Then, when his son was born on Sept. 11, 2001, he realized he needed to leave the police force to become the kind of father he wanted to be. “I said, ‘I could be the chief, or I could be Daddy.’ I loved being a cop, but I was working nonstop. The phone rang all the time [at night]. I said, ‘Everybody I care about is asleep under this roof.’”
His side gig, as well as his pension, gave him the freedom to retire in 2004. “This side gig made the decision a no-brainer for me,” says Cain, who lives in a suburb of New York City. He and his wife saved money in advance to get through a couple of lean years as he built his business, which eventually replaced his former salary.
Now, he says, with a client base of more than 1,000, 80 percent of whom are also former or current police officers, his office is just a mile away from his home.
Since Cain works for himself, he now has the freedom to set his own schedule. While he works 60- to 70-hour weeks around tax season, he scales back during the summer, working three or four days a week.
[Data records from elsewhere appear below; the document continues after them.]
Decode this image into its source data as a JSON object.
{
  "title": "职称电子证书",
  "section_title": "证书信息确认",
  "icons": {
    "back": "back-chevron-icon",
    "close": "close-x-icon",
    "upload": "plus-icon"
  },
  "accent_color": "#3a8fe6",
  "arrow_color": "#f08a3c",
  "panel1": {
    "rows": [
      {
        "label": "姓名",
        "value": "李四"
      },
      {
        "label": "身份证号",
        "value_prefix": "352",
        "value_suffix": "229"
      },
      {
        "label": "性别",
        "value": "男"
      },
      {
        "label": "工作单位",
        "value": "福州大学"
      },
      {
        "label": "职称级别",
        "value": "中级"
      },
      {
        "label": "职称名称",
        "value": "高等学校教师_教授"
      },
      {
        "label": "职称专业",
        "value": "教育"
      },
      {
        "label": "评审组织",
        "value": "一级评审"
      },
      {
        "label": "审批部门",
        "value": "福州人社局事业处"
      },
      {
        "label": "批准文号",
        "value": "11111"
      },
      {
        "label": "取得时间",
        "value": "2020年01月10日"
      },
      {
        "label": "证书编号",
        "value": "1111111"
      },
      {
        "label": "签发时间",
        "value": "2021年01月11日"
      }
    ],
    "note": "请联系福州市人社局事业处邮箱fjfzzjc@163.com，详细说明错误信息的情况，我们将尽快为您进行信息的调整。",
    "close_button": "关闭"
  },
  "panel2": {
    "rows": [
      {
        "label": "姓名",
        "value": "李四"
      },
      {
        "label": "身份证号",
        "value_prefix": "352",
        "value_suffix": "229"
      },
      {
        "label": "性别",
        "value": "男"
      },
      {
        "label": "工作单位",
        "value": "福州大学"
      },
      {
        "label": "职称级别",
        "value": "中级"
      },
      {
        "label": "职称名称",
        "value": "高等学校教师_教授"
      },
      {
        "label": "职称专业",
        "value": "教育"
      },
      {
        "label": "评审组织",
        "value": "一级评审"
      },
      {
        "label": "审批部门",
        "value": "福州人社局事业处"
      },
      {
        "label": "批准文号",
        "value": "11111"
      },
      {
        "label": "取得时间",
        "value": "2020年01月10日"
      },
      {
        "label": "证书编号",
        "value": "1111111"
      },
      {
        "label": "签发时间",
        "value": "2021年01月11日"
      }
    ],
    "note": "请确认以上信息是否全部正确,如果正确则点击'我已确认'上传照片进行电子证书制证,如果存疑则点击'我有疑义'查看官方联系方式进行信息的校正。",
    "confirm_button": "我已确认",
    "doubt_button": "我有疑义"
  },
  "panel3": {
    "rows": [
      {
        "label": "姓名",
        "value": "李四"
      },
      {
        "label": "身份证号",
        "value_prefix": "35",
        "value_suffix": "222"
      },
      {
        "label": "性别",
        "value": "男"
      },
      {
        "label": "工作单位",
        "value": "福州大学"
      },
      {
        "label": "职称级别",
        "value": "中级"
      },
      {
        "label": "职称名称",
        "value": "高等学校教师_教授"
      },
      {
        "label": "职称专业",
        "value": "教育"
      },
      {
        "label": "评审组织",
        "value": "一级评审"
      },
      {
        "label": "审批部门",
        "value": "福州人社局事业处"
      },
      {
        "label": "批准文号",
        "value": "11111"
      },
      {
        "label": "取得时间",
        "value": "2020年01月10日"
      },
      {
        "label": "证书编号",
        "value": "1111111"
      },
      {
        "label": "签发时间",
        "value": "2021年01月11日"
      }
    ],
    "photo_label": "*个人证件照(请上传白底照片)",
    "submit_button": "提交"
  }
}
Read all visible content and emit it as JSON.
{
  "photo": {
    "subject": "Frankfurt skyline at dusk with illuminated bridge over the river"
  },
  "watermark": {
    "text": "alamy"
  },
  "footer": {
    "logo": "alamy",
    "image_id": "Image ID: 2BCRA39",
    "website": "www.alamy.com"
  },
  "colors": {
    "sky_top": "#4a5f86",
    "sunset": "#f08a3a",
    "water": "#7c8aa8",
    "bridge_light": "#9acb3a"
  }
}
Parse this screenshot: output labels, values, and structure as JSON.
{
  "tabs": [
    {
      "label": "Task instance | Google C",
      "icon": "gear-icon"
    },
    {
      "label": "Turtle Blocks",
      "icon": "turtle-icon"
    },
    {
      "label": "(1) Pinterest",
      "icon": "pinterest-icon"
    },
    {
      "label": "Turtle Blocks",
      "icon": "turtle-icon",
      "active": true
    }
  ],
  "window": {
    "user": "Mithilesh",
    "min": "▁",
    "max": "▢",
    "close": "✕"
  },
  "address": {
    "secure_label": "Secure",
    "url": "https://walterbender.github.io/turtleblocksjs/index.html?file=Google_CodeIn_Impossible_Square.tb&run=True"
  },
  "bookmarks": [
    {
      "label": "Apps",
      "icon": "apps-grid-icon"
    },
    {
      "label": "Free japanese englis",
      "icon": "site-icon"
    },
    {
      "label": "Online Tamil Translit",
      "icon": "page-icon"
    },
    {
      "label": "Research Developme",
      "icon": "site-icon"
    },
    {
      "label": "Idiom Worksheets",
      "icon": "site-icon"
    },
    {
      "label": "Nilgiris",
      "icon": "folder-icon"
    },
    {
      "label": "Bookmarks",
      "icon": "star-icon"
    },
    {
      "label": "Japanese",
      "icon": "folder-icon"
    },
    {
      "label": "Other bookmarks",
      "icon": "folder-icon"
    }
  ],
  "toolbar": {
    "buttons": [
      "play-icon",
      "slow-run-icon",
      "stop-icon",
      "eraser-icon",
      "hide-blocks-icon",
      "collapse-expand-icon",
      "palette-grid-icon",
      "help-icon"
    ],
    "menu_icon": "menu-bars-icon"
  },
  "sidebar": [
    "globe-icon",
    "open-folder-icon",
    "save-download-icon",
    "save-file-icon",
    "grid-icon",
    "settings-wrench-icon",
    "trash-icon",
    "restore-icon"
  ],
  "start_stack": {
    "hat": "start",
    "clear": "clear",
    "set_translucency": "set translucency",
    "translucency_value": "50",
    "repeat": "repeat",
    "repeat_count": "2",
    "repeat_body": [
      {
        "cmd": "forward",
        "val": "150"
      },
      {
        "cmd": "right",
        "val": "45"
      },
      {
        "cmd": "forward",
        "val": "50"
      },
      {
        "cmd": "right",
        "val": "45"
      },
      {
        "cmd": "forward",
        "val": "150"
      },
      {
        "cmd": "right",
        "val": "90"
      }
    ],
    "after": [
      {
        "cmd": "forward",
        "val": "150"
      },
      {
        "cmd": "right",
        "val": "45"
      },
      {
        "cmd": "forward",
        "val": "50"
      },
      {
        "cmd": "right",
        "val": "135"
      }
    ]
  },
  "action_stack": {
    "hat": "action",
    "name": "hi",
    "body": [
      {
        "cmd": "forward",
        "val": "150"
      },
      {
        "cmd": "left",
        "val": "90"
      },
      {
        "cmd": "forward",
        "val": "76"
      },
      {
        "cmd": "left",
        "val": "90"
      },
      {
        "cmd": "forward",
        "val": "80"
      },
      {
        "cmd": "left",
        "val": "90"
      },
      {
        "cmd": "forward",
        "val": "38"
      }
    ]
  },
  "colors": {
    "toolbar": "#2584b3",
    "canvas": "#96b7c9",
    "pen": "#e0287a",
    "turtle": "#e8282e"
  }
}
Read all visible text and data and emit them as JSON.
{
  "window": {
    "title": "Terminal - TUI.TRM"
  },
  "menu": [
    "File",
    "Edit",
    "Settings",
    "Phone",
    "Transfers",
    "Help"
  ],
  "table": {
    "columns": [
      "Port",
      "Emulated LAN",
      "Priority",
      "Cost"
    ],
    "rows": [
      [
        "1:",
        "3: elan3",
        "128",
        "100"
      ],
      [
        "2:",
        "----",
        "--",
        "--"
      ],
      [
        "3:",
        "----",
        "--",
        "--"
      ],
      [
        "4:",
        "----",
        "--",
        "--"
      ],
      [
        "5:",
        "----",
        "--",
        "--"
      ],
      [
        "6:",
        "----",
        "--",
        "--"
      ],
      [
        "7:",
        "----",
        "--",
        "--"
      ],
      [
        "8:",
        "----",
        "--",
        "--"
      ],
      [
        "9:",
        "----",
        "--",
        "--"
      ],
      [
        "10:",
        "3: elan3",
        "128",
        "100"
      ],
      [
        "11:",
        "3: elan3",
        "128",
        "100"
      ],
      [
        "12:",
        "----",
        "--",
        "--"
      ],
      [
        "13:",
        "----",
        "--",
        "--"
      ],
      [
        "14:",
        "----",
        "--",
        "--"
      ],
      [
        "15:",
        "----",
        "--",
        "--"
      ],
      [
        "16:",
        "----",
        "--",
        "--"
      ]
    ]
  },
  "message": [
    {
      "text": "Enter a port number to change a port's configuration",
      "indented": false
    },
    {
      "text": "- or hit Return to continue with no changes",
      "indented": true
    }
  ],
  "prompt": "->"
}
And even during his busiest period, he says, he’s always home at the end of the day, which wasn’t always the case as a captain in the police force.
He attends every baseball game, concert, and school event of his daughter, now 12, and son, now 10. “We’re the helicopter parents,” he jokes. Since he and his wife are both former police officers, he says, “We’re a little paranoid.”
His advice to others who dream of working for themselves? Start planning early, well before you go full-time with your small business. “Figure out what you like to do, and set yourself up,” Cain says. Just as you wouldn’t buy insurance after the house is on fire, you don’t want to wait to launch a business until after you retire or leave your steady paycheck. Says Cain, “The old way is to get a job at Con Ed and you’re set for life. That mentality is pretty much gone. People are more self-reliant. You have to be.”